RECORDS FOR PROCESSING -
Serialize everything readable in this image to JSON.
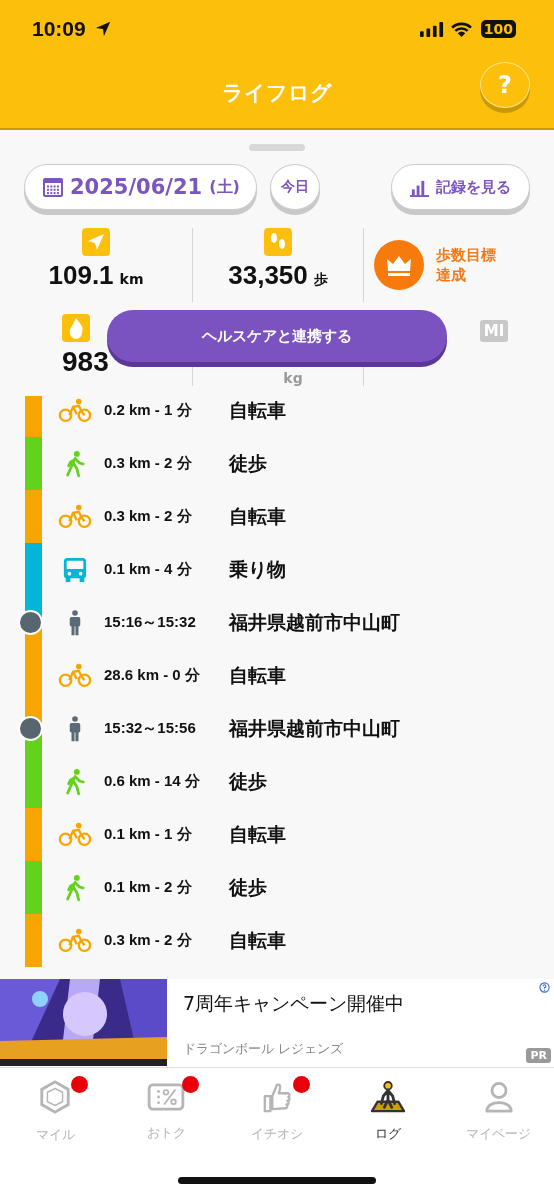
{
  "status_bar": {
    "time": "10:09",
    "battery": "100"
  },
  "header": {
    "title": "ライフログ",
    "help_label": "?"
  },
  "toolbar": {
    "date": "2025/06/21",
    "weekday": "(土)",
    "today_label": "今日",
    "records_label": "記録を見る"
  },
  "stats": [
    {
      "kind": "distance",
      "value": "109.1",
      "unit": "km"
    },
    {
      "kind": "steps",
      "value": "33,350",
      "unit": "歩"
    },
    {
      "kind": "goal",
      "lines": [
        "歩数目標",
        "達成"
      ]
    }
  ],
  "stats_row2": [
    {
      "kind": "calories",
      "value": "983"
    },
    {
      "kind": "weight",
      "unit": "kg"
    },
    {
      "kind": "bmi",
      "badge": "MI"
    }
  ],
  "healthcare_button": "ヘルスケアと連携する",
  "timeline": [
    {
      "kind": "bike",
      "detail": "0.2 km - 1 分",
      "label": "自転車"
    },
    {
      "kind": "walk",
      "detail": "0.3 km - 2 分",
      "label": "徒歩"
    },
    {
      "kind": "bike",
      "detail": "0.3 km - 2 分",
      "label": "自転車"
    },
    {
      "kind": "vehicle",
      "detail": "0.1 km - 4 分",
      "label": "乗り物"
    },
    {
      "kind": "stay",
      "detail": "15:16～15:32",
      "label": "福井県越前市中山町"
    },
    {
      "kind": "bike",
      "detail": "28.6 km - 0 分",
      "label": "自転車"
    },
    {
      "kind": "stay",
      "detail": "15:32～15:56",
      "label": "福井県越前市中山町"
    },
    {
      "kind": "walk",
      "detail": "0.6 km - 14 分",
      "label": "徒歩"
    },
    {
      "kind": "bike",
      "detail": "0.1 km - 1 分",
      "label": "自転車"
    },
    {
      "kind": "walk",
      "detail": "0.1 km - 2 分",
      "label": "徒歩"
    },
    {
      "kind": "bike",
      "detail": "0.3 km - 2 分",
      "label": "自転車"
    }
  ],
  "ad": {
    "title": "7周年キャンペーン開催中",
    "advertiser": "ドラゴンボール レジェンズ",
    "badge": "PR"
  },
  "tabs": [
    {
      "kind": "mile",
      "label": "マイル",
      "selected": false,
      "badge": true
    },
    {
      "kind": "deal",
      "label": "おトク",
      "selected": false,
      "badge": true
    },
    {
      "kind": "pick",
      "label": "イチオシ",
      "selected": false,
      "badge": true
    },
    {
      "kind": "log",
      "label": "ログ",
      "selected": true,
      "badge": false
    },
    {
      "kind": "mypage",
      "label": "マイページ",
      "selected": false,
      "badge": false
    }
  ]
}
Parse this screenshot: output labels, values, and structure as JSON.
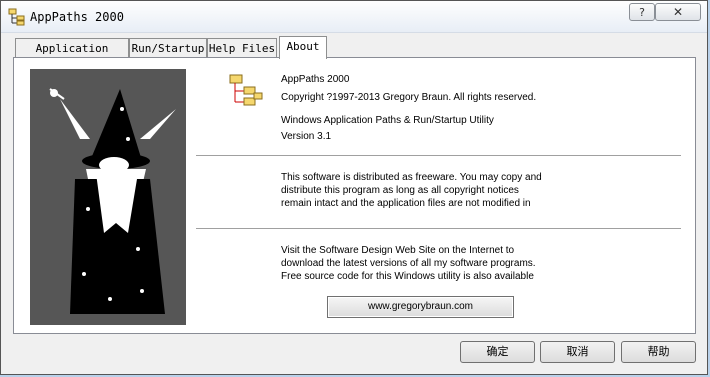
{
  "window": {
    "title": "AppPaths 2000",
    "help_button": "?",
    "close_button": "✕"
  },
  "tabs": [
    {
      "label": "Application Paths"
    },
    {
      "label": "Run/Startup"
    },
    {
      "label": "Help Files"
    },
    {
      "label": "About",
      "active": true
    }
  ],
  "about": {
    "app_name": "AppPaths 2000",
    "copyright": "Copyright ?1997-2013 Gregory Braun. All rights reserved.",
    "description": "Windows Application Paths & Run/Startup Utility",
    "version": "Version 3.1",
    "freeware_lines": [
      "This software is distributed as freeware. You may copy and",
      "distribute this program as long as all copyright notices",
      "remain intact and the application files are not modified in"
    ],
    "website_lines": [
      "Visit the Software Design Web Site on the Internet to",
      "download the latest versions of all my software programs.",
      "Free source code for this Windows utility is also available"
    ],
    "website_button": "www.gregorybraun.com"
  },
  "buttons": {
    "ok": "确定",
    "cancel": "取消",
    "help": "帮助"
  }
}
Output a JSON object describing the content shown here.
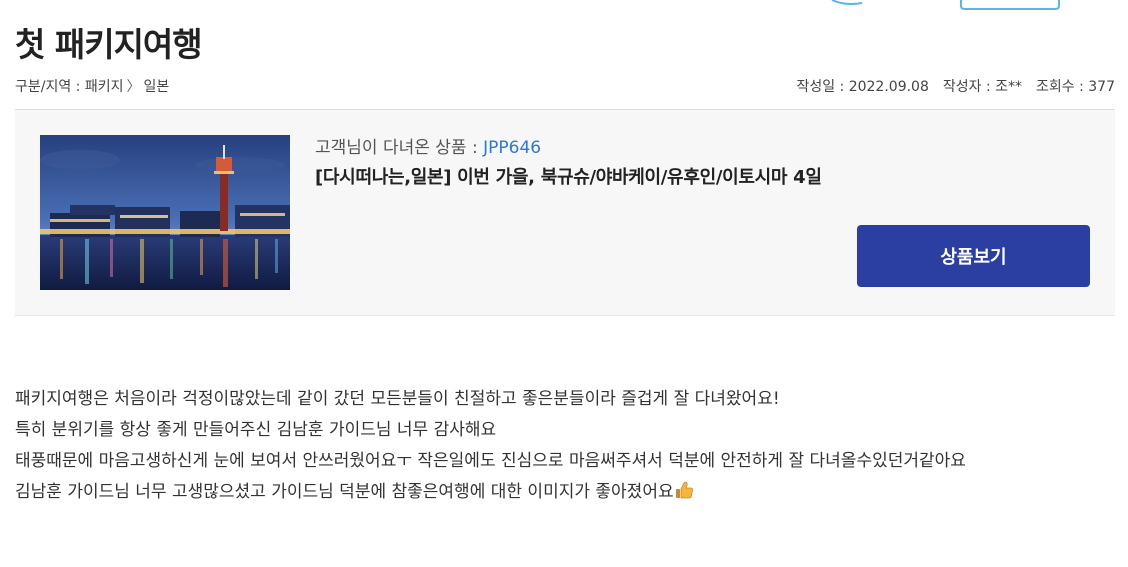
{
  "post": {
    "title": "첫 패키지여행",
    "category_label": "구분/지역 : 패키지",
    "category_separator": "〉",
    "region": "일본",
    "date": "작성일 : 2022.09.08",
    "author": "작성자 : 조**",
    "views": "조회수 : 377"
  },
  "product": {
    "code_label": "고객님이 다녀온 상품 : ",
    "code": "JPP646",
    "name": "[다시떠나는,일본] 이번 가을, 북규슈/야바케이/유후인/이토시마 4일",
    "view_button_label": "상품보기",
    "thumbnail_icon": "night-harbor-tower-photo"
  },
  "review": {
    "lines": [
      "패키지여행은 처음이라 걱정이많았는데 같이 갔던 모든분들이 친절하고 좋은분들이라 즐겁게 잘 다녀왔어요!",
      "특히 분위기를 항상 좋게 만들어주신 김남훈 가이드님 너무 감사해요",
      "태풍때문에 마음고생하신게 눈에 보여서 안쓰러웠어요ㅜ 작은일에도 진심으로 마음써주셔서 덕분에 안전하게 잘 다녀올수있던거같아요",
      "김남훈 가이드님 너무 고생많으셨고 가이드님 덕분에 참좋은여행에 대한 이미지가 좋아졌어요"
    ],
    "emoji_icon": "thumbs-up-icon"
  },
  "colors": {
    "accent_link": "#2b79d8",
    "button_bg": "#2b3ea1",
    "box_bg": "#f7f7f7"
  }
}
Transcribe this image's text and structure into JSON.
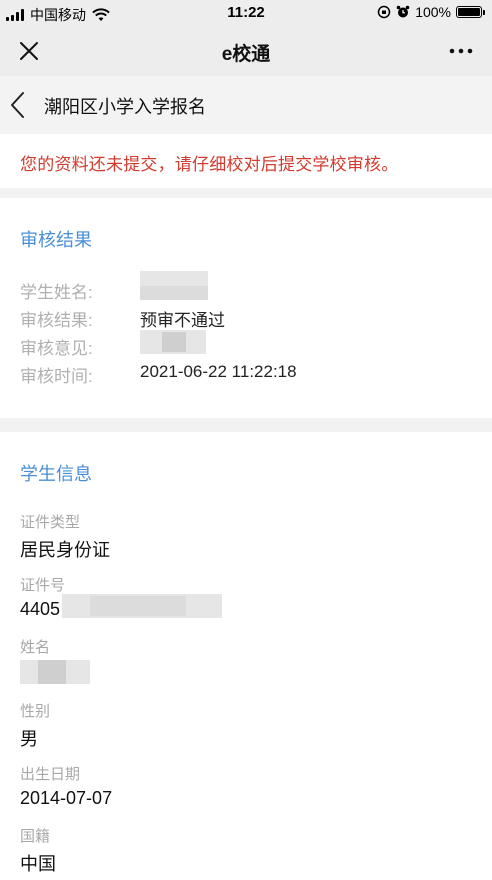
{
  "status_bar": {
    "carrier": "中国移动",
    "time": "11:22",
    "battery": "100%"
  },
  "nav": {
    "title": "e校通"
  },
  "page": {
    "title": "潮阳区小学入学报名"
  },
  "notice": "您的资料还未提交，请仔细校对后提交学校审核。",
  "review": {
    "title": "审核结果",
    "rows": [
      {
        "label": "学生姓名:",
        "value": ""
      },
      {
        "label": "审核结果:",
        "value": "预审不通过"
      },
      {
        "label": "审核意见:",
        "value": ""
      },
      {
        "label": "审核时间:",
        "value": "2021-06-22 11:22:18"
      }
    ]
  },
  "student": {
    "title": "学生信息",
    "fields": [
      {
        "label": "证件类型",
        "value": "居民身份证"
      },
      {
        "label": "证件号",
        "value": "4405"
      },
      {
        "label": "姓名",
        "value": ""
      },
      {
        "label": "性别",
        "value": "男"
      },
      {
        "label": "出生日期",
        "value": "2014-07-07"
      },
      {
        "label": "国籍",
        "value": "中国"
      }
    ]
  },
  "icons": {
    "close": "close-icon",
    "more": "more-icon",
    "back": "back-chevron-icon",
    "wifi": "wifi-icon",
    "signal": "signal-icon",
    "alarm": "alarm-icon",
    "lock": "orientation-lock-icon",
    "battery": "battery-icon"
  },
  "colors": {
    "notice": "#d23b2e",
    "accent": "#4a8fd6"
  }
}
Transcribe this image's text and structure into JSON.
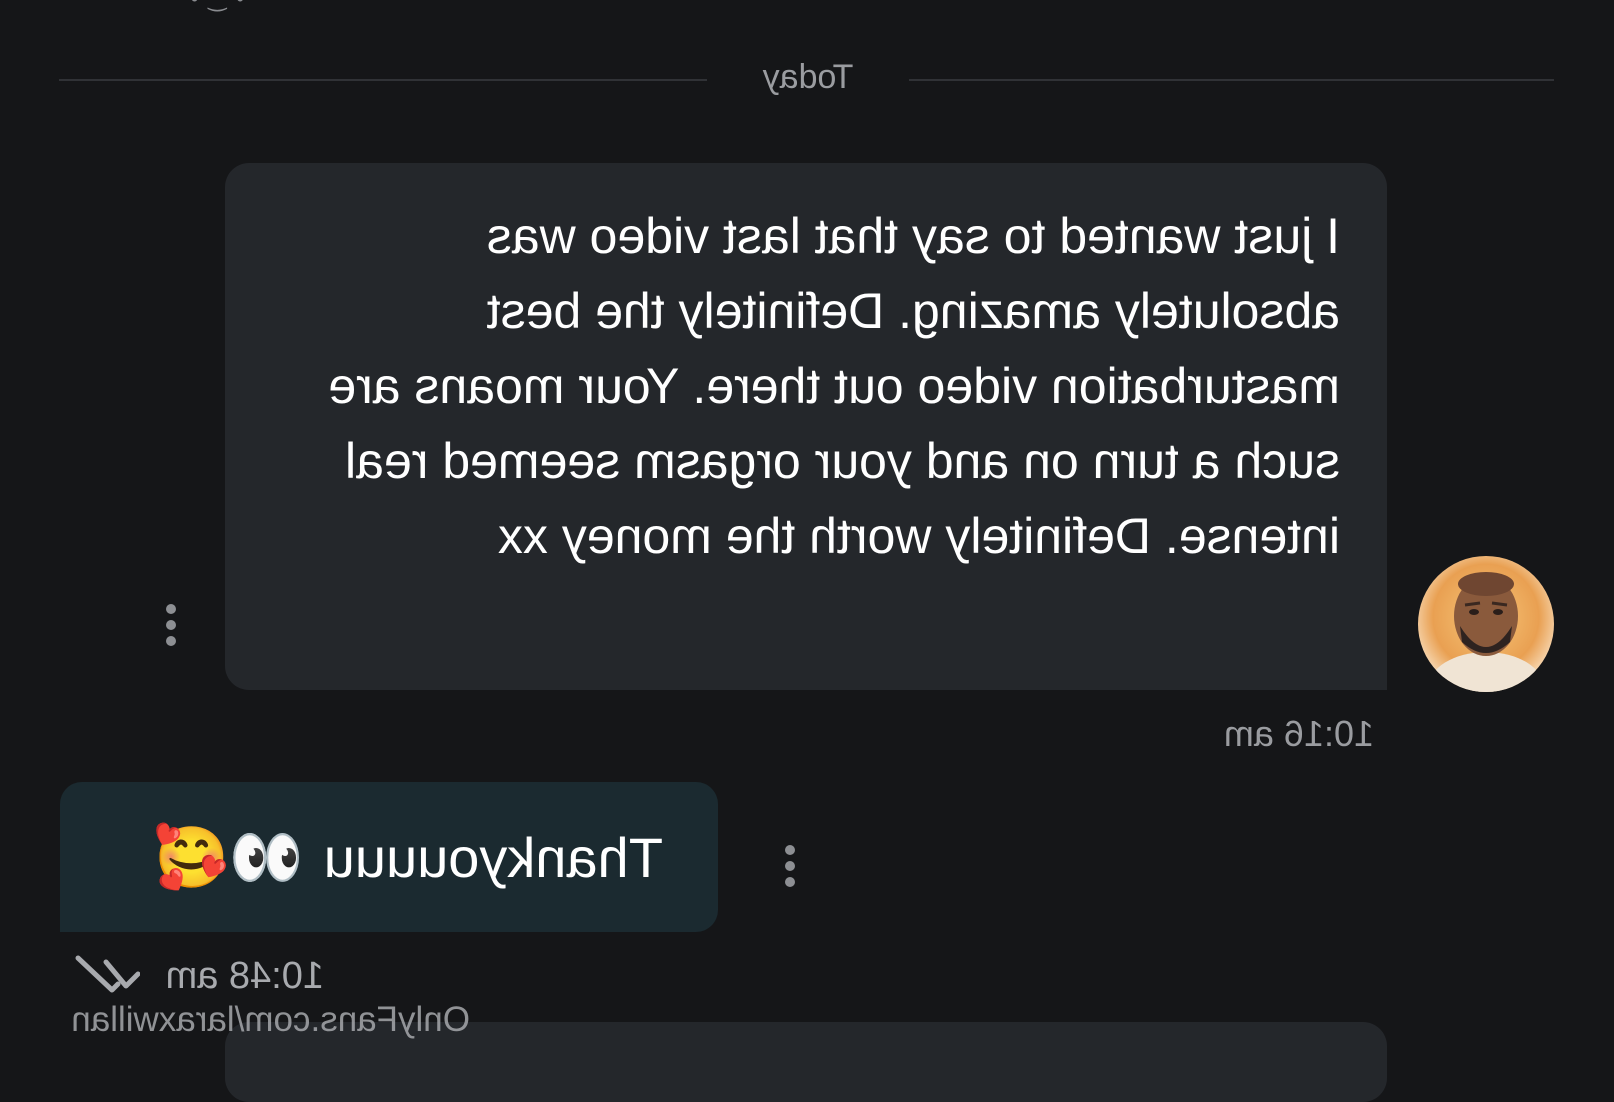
{
  "header": {
    "top_fragment": "• ‿ •"
  },
  "date_divider": {
    "label": "Today"
  },
  "messages": [
    {
      "direction": "incoming",
      "text": "I just wanted to say that last video was absolutely amazing. Definitely the best masturbation video out there. Your moans are such a turn on and your orgasm seemed real intense. Definitely worth the money xx",
      "time": "10:16 am"
    },
    {
      "direction": "outgoing",
      "text": "Thankyouuuu",
      "emoji": "👀🥰",
      "time": "10:48 am",
      "status_icon": "double-check-icon"
    }
  ],
  "watermark": {
    "text": "OnlyFans.com/laraxwillan"
  },
  "colors": {
    "background": "#151618",
    "incoming_bubble": "#24272b",
    "outgoing_bubble": "#1b2a30",
    "muted_text": "#9a9ca0"
  }
}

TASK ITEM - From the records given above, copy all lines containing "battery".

WRITTEN RESPONSE -
    "battery": "100"
    "battery": "100%"
    "battery": "battery-icon"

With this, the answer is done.